** Opening EXERCISE INPUTS block **

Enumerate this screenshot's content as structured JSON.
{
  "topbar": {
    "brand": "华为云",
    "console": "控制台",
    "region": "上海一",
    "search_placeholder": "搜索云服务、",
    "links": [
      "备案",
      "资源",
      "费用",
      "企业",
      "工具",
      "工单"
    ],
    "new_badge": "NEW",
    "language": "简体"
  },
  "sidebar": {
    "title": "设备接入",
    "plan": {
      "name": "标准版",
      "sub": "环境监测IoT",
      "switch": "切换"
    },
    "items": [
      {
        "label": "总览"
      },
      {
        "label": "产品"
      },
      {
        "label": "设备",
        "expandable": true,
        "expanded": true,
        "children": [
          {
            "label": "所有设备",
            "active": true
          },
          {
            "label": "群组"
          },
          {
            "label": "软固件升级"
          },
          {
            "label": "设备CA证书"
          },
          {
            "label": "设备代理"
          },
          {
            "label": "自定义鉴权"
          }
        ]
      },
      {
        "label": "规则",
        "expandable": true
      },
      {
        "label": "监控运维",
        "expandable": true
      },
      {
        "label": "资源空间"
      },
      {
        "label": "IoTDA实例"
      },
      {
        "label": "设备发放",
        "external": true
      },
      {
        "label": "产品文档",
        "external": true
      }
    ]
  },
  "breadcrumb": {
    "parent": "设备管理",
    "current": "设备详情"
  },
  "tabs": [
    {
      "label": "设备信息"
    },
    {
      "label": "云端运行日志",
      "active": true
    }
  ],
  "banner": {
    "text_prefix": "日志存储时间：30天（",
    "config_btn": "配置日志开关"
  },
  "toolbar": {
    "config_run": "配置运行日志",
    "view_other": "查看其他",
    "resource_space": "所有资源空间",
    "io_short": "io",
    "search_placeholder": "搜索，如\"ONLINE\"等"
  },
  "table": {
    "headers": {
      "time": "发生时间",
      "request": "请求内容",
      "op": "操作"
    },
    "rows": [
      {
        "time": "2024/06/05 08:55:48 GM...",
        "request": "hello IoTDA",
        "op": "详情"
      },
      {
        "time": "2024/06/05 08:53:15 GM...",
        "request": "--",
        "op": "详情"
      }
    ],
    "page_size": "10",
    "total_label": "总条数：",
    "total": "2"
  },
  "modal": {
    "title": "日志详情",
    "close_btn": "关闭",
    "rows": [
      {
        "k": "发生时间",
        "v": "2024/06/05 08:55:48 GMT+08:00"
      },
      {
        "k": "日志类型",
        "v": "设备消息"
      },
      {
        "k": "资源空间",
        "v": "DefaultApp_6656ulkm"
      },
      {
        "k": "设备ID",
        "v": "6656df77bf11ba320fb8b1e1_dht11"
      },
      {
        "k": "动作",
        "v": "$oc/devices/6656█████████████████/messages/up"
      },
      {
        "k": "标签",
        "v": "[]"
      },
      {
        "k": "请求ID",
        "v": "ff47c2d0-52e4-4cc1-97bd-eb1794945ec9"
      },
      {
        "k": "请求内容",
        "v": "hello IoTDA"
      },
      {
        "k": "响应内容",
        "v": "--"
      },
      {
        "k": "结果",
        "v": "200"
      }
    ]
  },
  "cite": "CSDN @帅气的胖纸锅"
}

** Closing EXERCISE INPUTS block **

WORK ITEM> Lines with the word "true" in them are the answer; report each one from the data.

PROBLEM SOLUTION>
        "expandable": true,
        "expanded": true,
            "active": true
        "expandable": true
        "expandable": true
        "external": true
        "external": true
      "active": true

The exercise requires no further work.